'It’s incredible the way that people are showing up for each other right now. McKenzie is a really strong, small community. And it always has been, but now I think more than ever.'
Xochilt Diaz, kindergarten teacher, McKenzie River Community School
It’s my fourth year teaching kindergarten at McKenzie. I really love kindergarten, and that's what I wanted to do with my life.
My partner went to McKenzie K through 12. He’s lived up here his entire life. So we worked on coming back to the community where he grew up. Shortly after I took the position, we bought a brand-new house and had it delivered to a 40-acre property that his dad had bought back in 1996. His family had worked to make it a spot that we could put a home on and later build our dream house.
Sept. 8 was supposed to be the school’s Week of Welcome. We were inviting families to come for parent-teacher conferences and to learn about what …comprehensive distance learning was going to look like and what things might look like when we were able to bring students back into the building.
But the night before school started is when the wildfire started. I think the majority of people in the valley had to flee, and that was our entire school district.
We grabbed family photos, car titles, birth certificates, but there are so many things that I wish we had had loaded in the car. There was space, but we were just concerned about getting ourselves out and getting what we would need to be comfortable for a few weeks away from home since we knew that this was a bad, bad fire. We did not pack to lose everything that we owned.

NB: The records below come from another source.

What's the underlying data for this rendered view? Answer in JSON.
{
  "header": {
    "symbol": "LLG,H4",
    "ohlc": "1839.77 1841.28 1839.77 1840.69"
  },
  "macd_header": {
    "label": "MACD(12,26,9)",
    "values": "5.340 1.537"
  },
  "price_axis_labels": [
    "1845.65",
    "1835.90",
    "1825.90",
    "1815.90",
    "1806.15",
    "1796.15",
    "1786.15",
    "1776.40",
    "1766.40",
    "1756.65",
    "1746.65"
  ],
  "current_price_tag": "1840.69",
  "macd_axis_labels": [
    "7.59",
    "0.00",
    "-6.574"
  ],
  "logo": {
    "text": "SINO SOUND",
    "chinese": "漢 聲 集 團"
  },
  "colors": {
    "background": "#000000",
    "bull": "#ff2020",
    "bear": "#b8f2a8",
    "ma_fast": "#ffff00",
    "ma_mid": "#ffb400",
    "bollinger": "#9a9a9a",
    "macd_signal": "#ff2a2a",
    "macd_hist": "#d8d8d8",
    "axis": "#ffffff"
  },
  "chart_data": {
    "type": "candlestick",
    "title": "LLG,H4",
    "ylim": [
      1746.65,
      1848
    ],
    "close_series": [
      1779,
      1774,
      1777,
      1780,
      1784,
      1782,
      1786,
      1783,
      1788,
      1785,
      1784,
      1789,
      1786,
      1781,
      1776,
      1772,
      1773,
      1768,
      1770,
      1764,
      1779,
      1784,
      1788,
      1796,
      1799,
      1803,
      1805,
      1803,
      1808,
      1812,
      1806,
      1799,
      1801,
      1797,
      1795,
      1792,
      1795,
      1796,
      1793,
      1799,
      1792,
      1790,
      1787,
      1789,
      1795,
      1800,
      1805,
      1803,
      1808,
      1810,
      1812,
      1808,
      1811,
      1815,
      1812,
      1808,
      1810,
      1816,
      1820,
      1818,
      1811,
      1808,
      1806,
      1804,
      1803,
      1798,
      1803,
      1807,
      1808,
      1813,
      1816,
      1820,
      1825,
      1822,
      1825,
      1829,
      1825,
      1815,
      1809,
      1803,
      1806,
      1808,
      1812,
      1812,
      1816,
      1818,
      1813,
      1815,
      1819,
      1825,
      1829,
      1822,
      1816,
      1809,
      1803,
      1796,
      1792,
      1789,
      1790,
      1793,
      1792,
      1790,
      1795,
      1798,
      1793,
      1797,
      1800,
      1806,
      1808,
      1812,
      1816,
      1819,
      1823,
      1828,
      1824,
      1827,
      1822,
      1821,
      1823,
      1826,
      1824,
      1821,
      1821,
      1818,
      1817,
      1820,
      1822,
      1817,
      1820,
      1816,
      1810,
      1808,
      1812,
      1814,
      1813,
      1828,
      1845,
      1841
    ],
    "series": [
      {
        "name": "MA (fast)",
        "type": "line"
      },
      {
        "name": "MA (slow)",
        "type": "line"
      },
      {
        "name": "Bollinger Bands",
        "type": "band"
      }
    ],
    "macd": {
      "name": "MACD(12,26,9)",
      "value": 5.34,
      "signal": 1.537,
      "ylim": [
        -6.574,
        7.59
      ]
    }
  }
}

We listened to that scanner all night and the next day. I had a feeling that things might be gone, and I even called my mom saying, “I think it's all gone. I think it's all gone, but I don't know.”

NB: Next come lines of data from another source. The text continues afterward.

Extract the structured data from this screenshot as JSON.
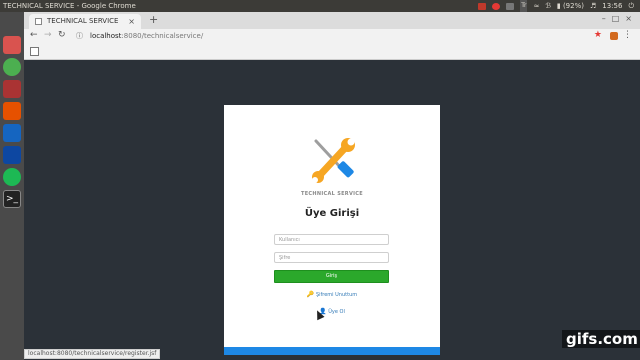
{
  "os": {
    "window_title": "TECHNICAL SERVICE - Google Chrome",
    "battery": "(92%)",
    "clock": "13:56",
    "keyboard": "Tr",
    "launcher_icons": [
      "dash-icon",
      "files-icon",
      "chrome-icon",
      "browser-red-icon",
      "editor-icon",
      "app-blue-icon",
      "app-terminal-blue-icon",
      "spotify-icon",
      "terminal-icon"
    ]
  },
  "browser": {
    "tab_title": "TECHNICAL SERVICE",
    "new_tab": "+",
    "address_host": "localhost",
    "address_rest": ":8080/technicalservice/",
    "status_url": "localhost:8080/technicalservice/register.jsf"
  },
  "page": {
    "brand": "TECHNICAL SERVICE",
    "heading": "Üye Girişi",
    "username_placeholder": "Kullanıcı",
    "password_placeholder": "Şifre",
    "login_label": "Giriş",
    "forgot_label": "Şifremi Unuttum",
    "register_label": "Üye Ol"
  },
  "colors": {
    "login_green": "#2ba82b",
    "footer_blue": "#1e88e5",
    "link_blue": "#337ab7"
  },
  "watermark": "gifs.com"
}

There were so many rumors going around, people saying that the school had burned down. I didn't sleep for probably three or four days. And we didn't find out for about four days that our house was actually gone.
Initially after the wildfire, I didn't have any contact with any families and that was really hard for me, but we were in a place without internet or cell service, and I didn't have any of my devices. When I found out that school was starting Sept. 28, I started frantically making parent phone calls and trying to get lessons in place and figure out where all of my students were. I spent the weekend before moving into our rental house, going to Dollar Tree and rounding up as many things as I could to try and make a mini classroom in a corner of the house.

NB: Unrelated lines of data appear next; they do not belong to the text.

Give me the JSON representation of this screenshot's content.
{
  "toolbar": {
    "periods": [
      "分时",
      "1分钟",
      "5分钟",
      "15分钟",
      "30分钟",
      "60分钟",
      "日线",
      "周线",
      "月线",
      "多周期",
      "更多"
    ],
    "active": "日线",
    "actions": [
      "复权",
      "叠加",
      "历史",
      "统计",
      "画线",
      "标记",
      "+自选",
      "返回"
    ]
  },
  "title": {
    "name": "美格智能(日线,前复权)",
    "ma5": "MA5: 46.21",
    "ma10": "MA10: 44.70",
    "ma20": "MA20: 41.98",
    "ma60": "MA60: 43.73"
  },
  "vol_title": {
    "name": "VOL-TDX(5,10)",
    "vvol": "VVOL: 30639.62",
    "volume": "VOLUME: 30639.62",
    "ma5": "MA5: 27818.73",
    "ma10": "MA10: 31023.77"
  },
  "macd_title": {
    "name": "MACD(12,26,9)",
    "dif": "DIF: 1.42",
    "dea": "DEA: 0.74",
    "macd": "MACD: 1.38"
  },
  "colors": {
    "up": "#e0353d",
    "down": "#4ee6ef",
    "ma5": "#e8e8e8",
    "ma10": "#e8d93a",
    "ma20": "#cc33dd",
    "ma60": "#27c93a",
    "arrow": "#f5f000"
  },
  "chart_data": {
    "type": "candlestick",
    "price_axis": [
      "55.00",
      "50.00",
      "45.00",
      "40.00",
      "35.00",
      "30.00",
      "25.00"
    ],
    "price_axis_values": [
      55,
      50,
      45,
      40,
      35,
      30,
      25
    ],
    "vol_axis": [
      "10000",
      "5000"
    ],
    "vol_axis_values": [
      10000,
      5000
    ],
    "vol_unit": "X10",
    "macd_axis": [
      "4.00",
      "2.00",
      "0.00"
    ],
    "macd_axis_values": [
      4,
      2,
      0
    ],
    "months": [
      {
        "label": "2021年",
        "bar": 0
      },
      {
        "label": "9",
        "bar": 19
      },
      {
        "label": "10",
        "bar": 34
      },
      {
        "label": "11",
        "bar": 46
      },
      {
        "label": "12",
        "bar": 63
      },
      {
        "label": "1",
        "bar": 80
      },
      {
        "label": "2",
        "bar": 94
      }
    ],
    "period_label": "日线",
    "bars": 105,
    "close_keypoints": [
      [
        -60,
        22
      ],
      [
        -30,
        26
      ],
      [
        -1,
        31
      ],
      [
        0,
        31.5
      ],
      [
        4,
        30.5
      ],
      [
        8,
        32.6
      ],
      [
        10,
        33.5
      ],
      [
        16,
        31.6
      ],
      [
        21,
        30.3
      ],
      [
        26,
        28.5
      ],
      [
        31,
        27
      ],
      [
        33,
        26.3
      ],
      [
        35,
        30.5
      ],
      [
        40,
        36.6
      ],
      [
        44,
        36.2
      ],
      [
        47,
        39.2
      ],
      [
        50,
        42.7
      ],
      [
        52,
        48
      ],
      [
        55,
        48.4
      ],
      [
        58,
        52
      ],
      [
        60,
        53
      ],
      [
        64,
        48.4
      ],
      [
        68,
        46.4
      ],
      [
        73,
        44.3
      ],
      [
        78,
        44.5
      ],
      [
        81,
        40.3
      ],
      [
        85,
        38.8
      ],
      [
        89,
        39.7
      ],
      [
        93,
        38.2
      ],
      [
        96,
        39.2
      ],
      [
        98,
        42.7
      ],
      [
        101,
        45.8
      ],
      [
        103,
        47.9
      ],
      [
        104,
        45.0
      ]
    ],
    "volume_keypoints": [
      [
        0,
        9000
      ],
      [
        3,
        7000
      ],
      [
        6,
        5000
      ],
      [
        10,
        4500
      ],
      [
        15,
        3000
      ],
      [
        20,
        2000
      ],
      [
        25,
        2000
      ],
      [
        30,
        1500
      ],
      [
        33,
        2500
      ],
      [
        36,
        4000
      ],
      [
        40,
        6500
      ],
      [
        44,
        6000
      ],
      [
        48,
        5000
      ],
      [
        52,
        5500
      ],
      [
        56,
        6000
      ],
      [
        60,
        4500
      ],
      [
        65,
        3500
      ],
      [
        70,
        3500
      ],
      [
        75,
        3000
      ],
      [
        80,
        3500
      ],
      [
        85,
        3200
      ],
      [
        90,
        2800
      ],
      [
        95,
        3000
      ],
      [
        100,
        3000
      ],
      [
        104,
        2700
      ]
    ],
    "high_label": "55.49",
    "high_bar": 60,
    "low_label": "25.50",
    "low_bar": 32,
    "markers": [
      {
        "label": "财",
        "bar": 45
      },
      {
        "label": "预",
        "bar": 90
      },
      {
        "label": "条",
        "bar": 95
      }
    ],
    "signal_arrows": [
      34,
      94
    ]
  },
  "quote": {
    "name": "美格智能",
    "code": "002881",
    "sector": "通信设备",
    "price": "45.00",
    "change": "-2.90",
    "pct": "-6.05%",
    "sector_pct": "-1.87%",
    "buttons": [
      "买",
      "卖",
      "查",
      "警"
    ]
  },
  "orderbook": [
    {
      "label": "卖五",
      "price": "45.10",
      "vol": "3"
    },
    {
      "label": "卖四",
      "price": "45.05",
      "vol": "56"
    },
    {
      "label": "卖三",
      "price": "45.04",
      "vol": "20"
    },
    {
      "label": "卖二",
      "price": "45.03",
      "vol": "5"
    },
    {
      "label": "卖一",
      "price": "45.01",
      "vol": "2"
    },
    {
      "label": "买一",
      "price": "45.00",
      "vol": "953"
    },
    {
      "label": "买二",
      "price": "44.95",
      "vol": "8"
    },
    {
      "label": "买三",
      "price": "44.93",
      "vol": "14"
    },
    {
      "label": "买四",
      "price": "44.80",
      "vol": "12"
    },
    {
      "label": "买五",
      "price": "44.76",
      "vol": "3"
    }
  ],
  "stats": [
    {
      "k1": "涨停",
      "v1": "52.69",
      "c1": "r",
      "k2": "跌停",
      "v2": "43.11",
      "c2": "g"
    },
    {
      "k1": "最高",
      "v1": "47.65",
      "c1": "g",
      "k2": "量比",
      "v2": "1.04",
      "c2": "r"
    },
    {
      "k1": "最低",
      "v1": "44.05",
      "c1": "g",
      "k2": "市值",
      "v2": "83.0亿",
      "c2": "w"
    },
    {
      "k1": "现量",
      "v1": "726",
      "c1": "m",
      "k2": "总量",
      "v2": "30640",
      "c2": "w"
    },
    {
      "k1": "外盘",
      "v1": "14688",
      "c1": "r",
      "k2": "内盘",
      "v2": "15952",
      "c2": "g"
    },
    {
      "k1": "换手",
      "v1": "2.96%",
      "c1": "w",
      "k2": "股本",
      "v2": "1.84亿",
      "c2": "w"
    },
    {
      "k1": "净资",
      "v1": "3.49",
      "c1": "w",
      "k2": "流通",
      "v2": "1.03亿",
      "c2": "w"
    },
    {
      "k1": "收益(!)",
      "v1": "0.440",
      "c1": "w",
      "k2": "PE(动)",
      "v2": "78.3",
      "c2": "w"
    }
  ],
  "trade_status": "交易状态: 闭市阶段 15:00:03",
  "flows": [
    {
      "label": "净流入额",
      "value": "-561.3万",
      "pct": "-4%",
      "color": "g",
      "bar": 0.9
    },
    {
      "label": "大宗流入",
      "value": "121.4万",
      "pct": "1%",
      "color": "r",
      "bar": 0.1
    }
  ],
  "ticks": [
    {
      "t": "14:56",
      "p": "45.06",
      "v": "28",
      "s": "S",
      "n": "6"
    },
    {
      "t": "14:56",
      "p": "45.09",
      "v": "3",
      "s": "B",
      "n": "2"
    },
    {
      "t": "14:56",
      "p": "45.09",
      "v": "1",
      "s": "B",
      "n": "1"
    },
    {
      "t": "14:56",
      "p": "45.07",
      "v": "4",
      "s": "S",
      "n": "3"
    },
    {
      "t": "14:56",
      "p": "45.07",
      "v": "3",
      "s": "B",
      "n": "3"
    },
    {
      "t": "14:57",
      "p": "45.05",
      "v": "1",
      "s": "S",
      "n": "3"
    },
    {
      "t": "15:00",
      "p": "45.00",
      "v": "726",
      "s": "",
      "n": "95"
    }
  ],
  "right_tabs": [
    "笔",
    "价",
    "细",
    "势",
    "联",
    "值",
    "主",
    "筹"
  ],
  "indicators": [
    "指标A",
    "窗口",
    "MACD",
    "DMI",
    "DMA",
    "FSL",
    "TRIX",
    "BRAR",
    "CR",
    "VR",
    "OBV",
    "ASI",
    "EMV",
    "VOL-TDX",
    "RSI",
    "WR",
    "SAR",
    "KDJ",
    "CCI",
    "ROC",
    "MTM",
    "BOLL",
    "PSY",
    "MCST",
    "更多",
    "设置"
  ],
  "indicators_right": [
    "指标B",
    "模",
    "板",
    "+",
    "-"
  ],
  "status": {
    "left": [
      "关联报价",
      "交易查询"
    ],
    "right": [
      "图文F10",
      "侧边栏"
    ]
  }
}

All my students were able to access at least one of our live lessons the first week of school. But there have been a lot of barriers for students who are doing the lessons in their cars or in hotel rooms while their other three siblings are also on live lessons. There are a lot of people that are really just trying to have their basic needs met right now, and that is a challenge enough. During the first days of school, I realized many of the students didn't have any supplies. Maybe they had …picked up a Chromebook so they had that, but in terms of pencils, crayons, paper, anything like that, it's been really limited.
It’s incredible the way that people are showing up for each other right now. McKenzie is a really strong, small community. And it always has been, but now I think more than ever.
This community is home for me. It's been home for my partner for his entire life. So, I can't reimagine my life anywhere but here.
OSBA is telling personal stories of hope and perseverance from the state’s three hardest-hit districts: Phoenix-Talent, McKenzie and Santiam Canyon. These “Rising from the Ashes” stories, told in images and words, will show where support is needed most to help Oregon students and their families rebuild. OSBA has established a Wildfire Resources page that includes links to donate to the hardest-hit communities: Phoenix-Talent; McKenzie; and Santiam Canyon.